MAKKAH: The Ministry of Hajj and Umrah confirmed that pilgrims from Europe, North America, and Australia can register electronically for this year's Hajj.
Engineer Imad Qari, a member of the Board of Directors of the European, American, and Australian Pilgrims Company, told Arab News that this decision aims to direct sales of services to the pilgrims of Europe, America and Australia.
Pilgrims from these countries will be able to register their data and submit their official documents, including passports and necessary vaccination papers for Covid-19. Then they will enter the lottery process for the appropriate packages and complete the online payment process. After that, the requests are sent to the Ministry of Foreign Affairs to issue visas in consultation with the Information Center of the Ministry of Hajj and Umrah.
Qari said that there will be no external mediators, and this method will enrich the pilgrims' experience and positively impact lowering costs.
The Ministry has announced five steps for the e-registration for hajj: The first step starts from three to six of June and includes registration that suits the applicant's preferences. The period from six to eight June is for verifying the required documents. On June 10, those who are eligible for hajj this year are selected, and from June 11 to 12, payment is made through the Mutawwif platform after receiving notification of their candidacy for hajj. On June 14, hajj visas will be issued for applicants once the payment process is complete.
The Chairman of World Hajj and Umrah Care Foundation, Mohien Tutla, told Arab News that today, the Ministry has truly empowered the pilgrims of Europe, North America, and Australasia. He said that for the first time in recent history, there is a direct relationship with the hundreds of thousands of aspiring pilgrims performing hajj; without intermediary agents.

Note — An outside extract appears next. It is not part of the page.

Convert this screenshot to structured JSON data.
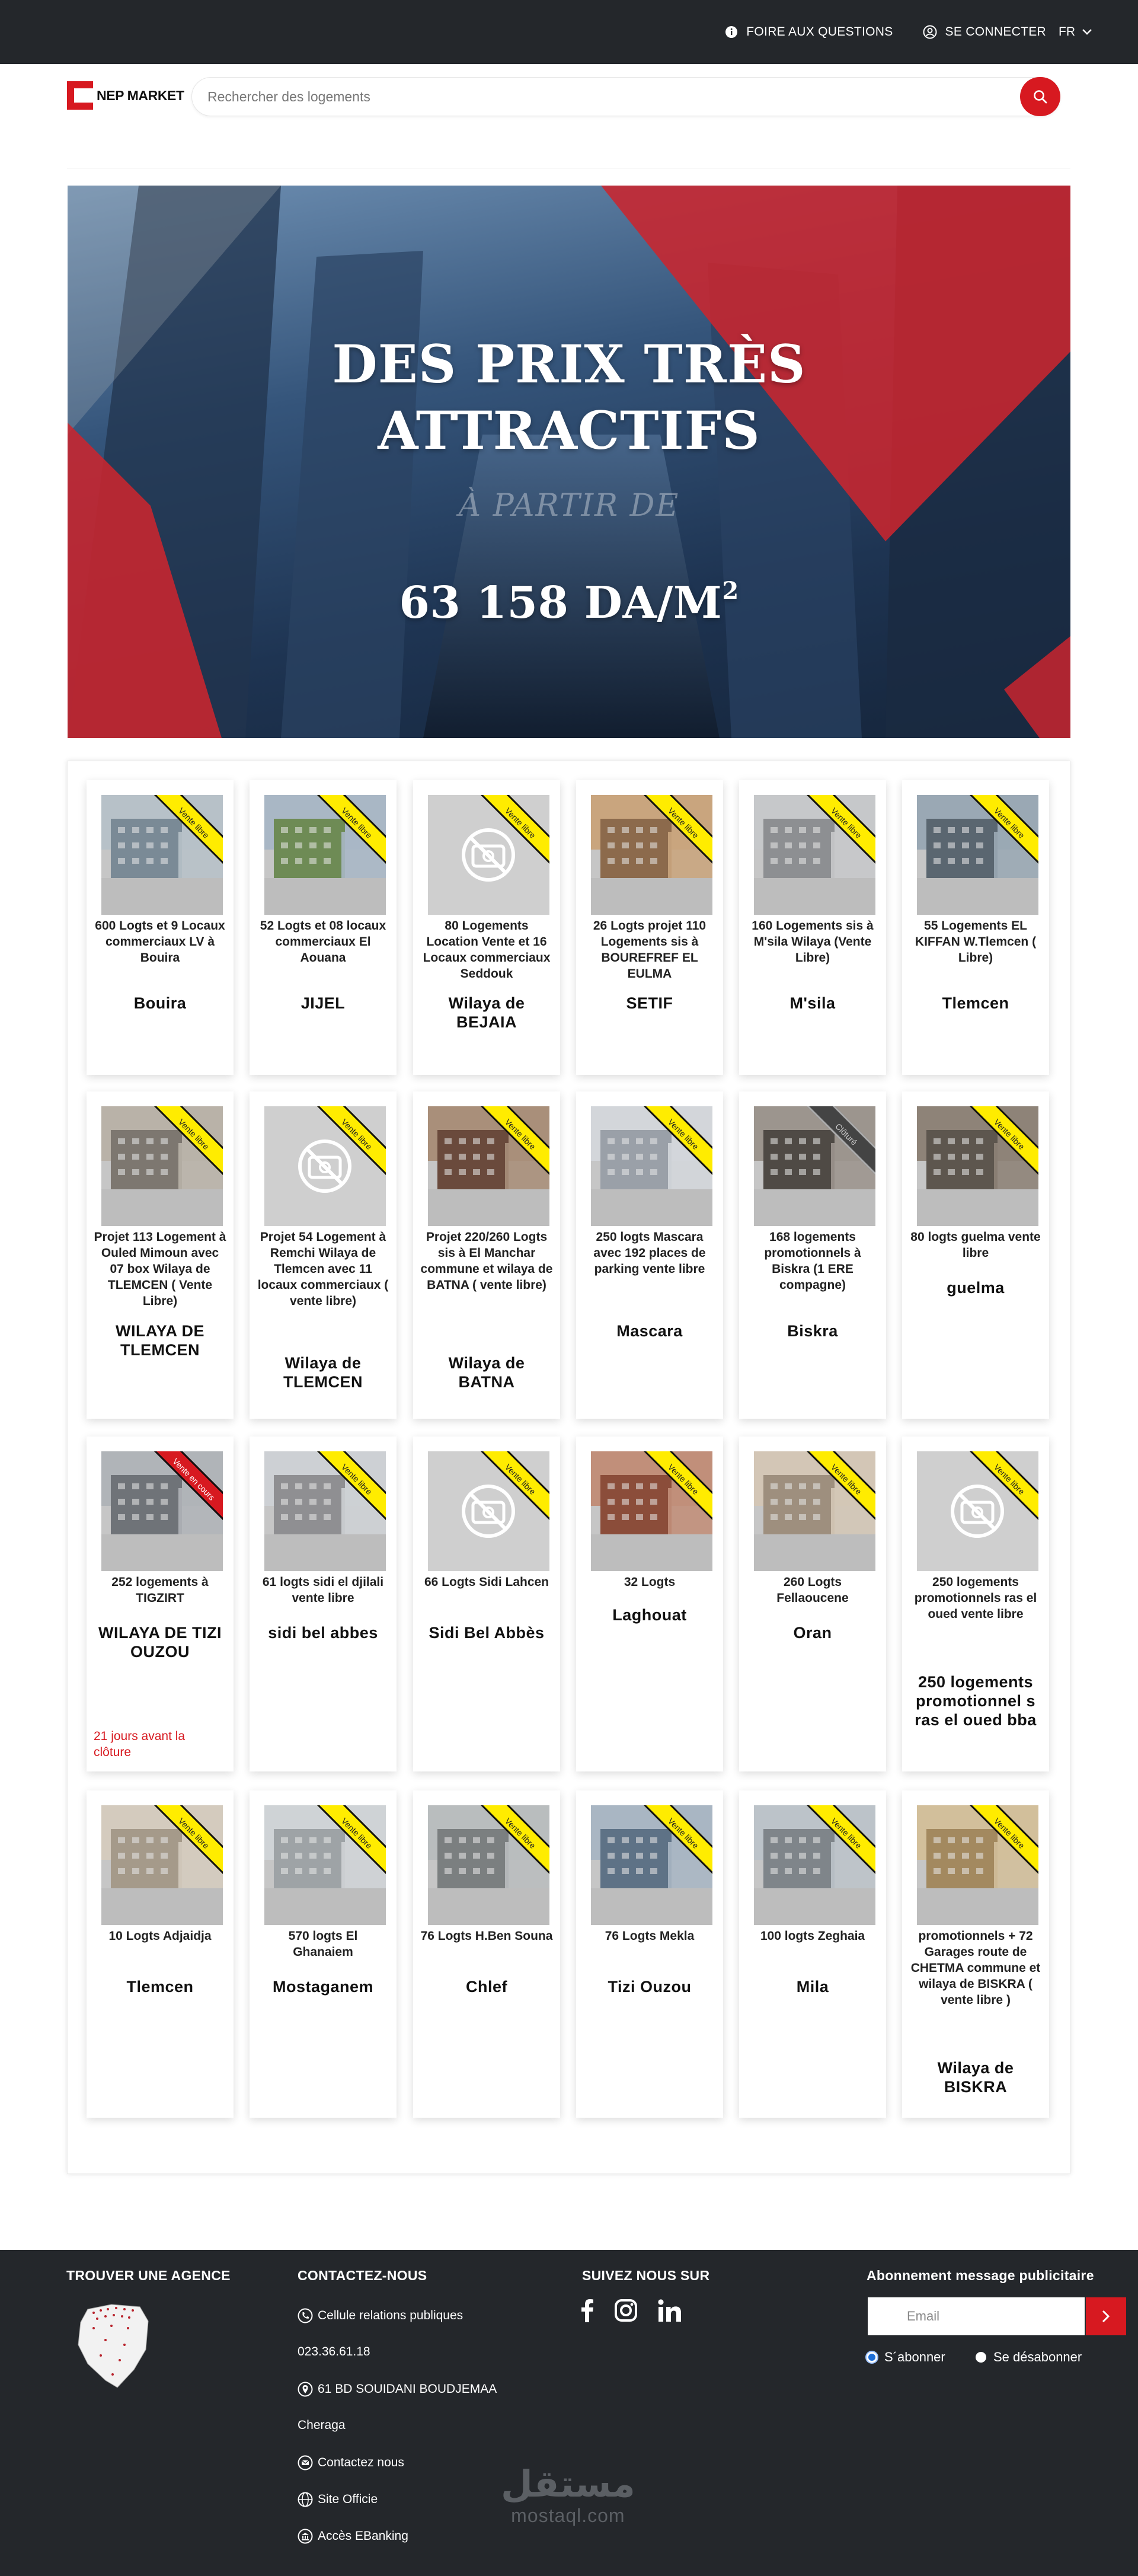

Tutla explained that this change shall be felt by hundreds of travel agents who were entrusted with pilgrim welfare, who will be left wondering what this change means for them.
He further highlighted that a culture of exploitation had developed, where licensed Munazzem (a privileged group of organizers) had often taken advantage and manipulated pricing structures, with operating practices not in line with the Ministry's best practice guidelines.
“The great gain in this technological advancement is pilgrims being in greater control of Hajj and Umrah practices which in time will improve each year. The great loss is the compassion shared by organizers who took care of the pilgrims' needs, physically and spiritually.”
He continued: “We always hoped that hajj organizers would play an important role in the season, by not simply being travel specialists in Makkah and Madinah, but mentors, cultivating the pilgrims' potential as they transition into becoming better Muslims through the hajj enlightenment.”